Astronomers have found two new planets that could potentially support life
Astronomers have pinpointed two planets orbiting a nearby star that meet pretty much every requirement for supporting life.
They’re almost exactly the same mass as the Earth, they are billions of years old (which means life could have had time to evolve), and they’re orbiting their star at a distance that would support things like water flow and habitable temperatures.
The two planets orbit Teegarden’s star, an ancient star that is only 12-light-years away from the Earth. (“Only” is relative — 12 light-years is equal to 70,540,000,000,000 miles.)
Research on the planets and their sun, published in the journal Astronomy and Astrophysics, reveals Teegarden’s star seems to be stable, without large solar flares or other violent activity that could threaten the potential for life on the two promising candidates.
If the estimated orbit and rotation speeds are accurate, and there are no unexpected factors in the solar system to disrupt astronomers’ other calculations, Teegarden’s two planets could host rocky environments and flowing, puddling water. However, all of these assumptions are estimates, and not actually firsthand observations — for now.
The Teegarden planet discoveries are part of a larger effort by astronomers to locate potentially life-supporting planets in order to refine observation and research technology, like high-powered telescopes, to learn even more about them.
Planets: Teegarden’s Star b and c
Discovered by: An international team of astronomers using the CARMENES spectrographic instrument at the Calar Alto Observatory in Spain.
Date: June 12, 2019
Key facts: Two new planets were detected orbiting Teegarden’s Star, an ultracool, red dwarf less than 13 light-years away. At a minimum, the new planets both weigh in at about 1.1 times the mass of Earth.
Details: These planets, among the “lightest”, found so far in orbit around other stars, were detected using the wobble method – watching for subtle motions in the star as orbiting planets tug them one way, then another.
The star itself could be 8 to 10 billion years old, or roughly twice the age of our Sun.
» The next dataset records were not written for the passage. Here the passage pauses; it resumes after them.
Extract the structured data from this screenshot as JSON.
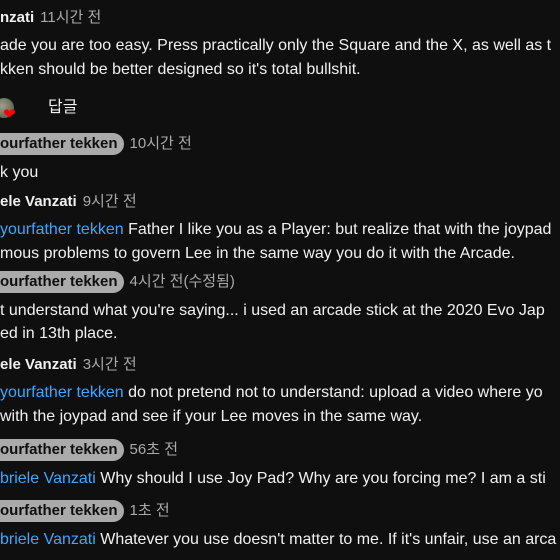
{
  "comment": {
    "author": "nzati",
    "time": "11시간 전",
    "text_line1": "ade you are too easy. Press practically only the Square and the X, as well as t",
    "text_line2": "kken should be better designed so it's total bullshit."
  },
  "actions": {
    "reply_label": "답글"
  },
  "replies": [
    {
      "author": "ourfather tekken",
      "time": "10시간 전",
      "lines": [
        "k you"
      ]
    },
    {
      "author": "ele Vanzati",
      "time": "9시간 전",
      "mention": "yourfather tekken",
      "line1_text": " Father I like you as a Player: but realize that with the joypad",
      "line2": "mous problems to govern Lee in the same way you do it with the Arcade."
    },
    {
      "author": "ourfather tekken",
      "time": "4시간 전(수정됨)",
      "line1": "t understand what you're saying... i used an arcade stick at the 2020 Evo Jap",
      "line2": "ed in 13th place."
    },
    {
      "author": "ele Vanzati",
      "time": "3시간 전",
      "mention": "yourfather tekken",
      "line1_text": "  do not pretend not to understand: upload a video where yo",
      "line2": "with the joypad and see if your Lee moves in the same way."
    },
    {
      "author": "ourfather tekken",
      "time": "56초 전",
      "mention": "briele Vanzati",
      "line1_text": "  Why should I use Joy Pad? Why are you forcing me? I am a sti"
    },
    {
      "author": "ourfather tekken",
      "time": "1초 전",
      "mention": "briele Vanzati",
      "line1_text": " Whatever you use doesn't matter to me. If it's unfair, use an arca"
    }
  ]
}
Although the heft of the two planets is comparable to Earth’s, their other characteristics are unknown. Planet b, which completes one orbit around the star (a “year”) in just under five days, might be habitable despite its close proximity to its star. But Planet c, with an orbit of about 11-1/2 days, falls “comfortably” within the star’s habitable zone, or the distance from the star that could allow liquid water on the planet’s surface.
What’s next: These planets might be prime targets for future follow-up with the next generation of large, ground-based telescopes, which could reveal more of their properties.
The news: Researchers at the University of Göttingen have been studying a star known as “Teegarden’s star” for the last three years. They found two planets orbiting it that seem to bear some similarities to Earth, orbiting in a region where it’s possible there could be liquid water. Their findings are published in the journal Astronomy & Astrophysics this week.
The star: It’s so faint it wasn’t spotted until 2003. It’s one of our closest stars (a mere 12.5 light-years away) and it’s an “M dwarf,” about half as warm as the sun and a tenth as big. That means potentially habitable planets would have to be closer to it than those in our own solar system and thus orbit more quickly. The two new planets were spotted using the CARMENES instrument on a telescope in Spain. It looks for how an exoplanet’s gravitational pull periodically affects a star’s light.
Could they host alien life? The fact the planets bear similarities to our own lump of rock is obviously fascinating. However, there’s no way to know what their atmosphere is like—and so if there could be any life there—until we have more powerful telescopes. “Both Teegarden’s planets are potentially habitable,“ Ignasi Ribas of the Institute of Space Studies of Catalonia told National Geographic. “We will eventually see if they are actually habitable and, perhaps, even inhabited.”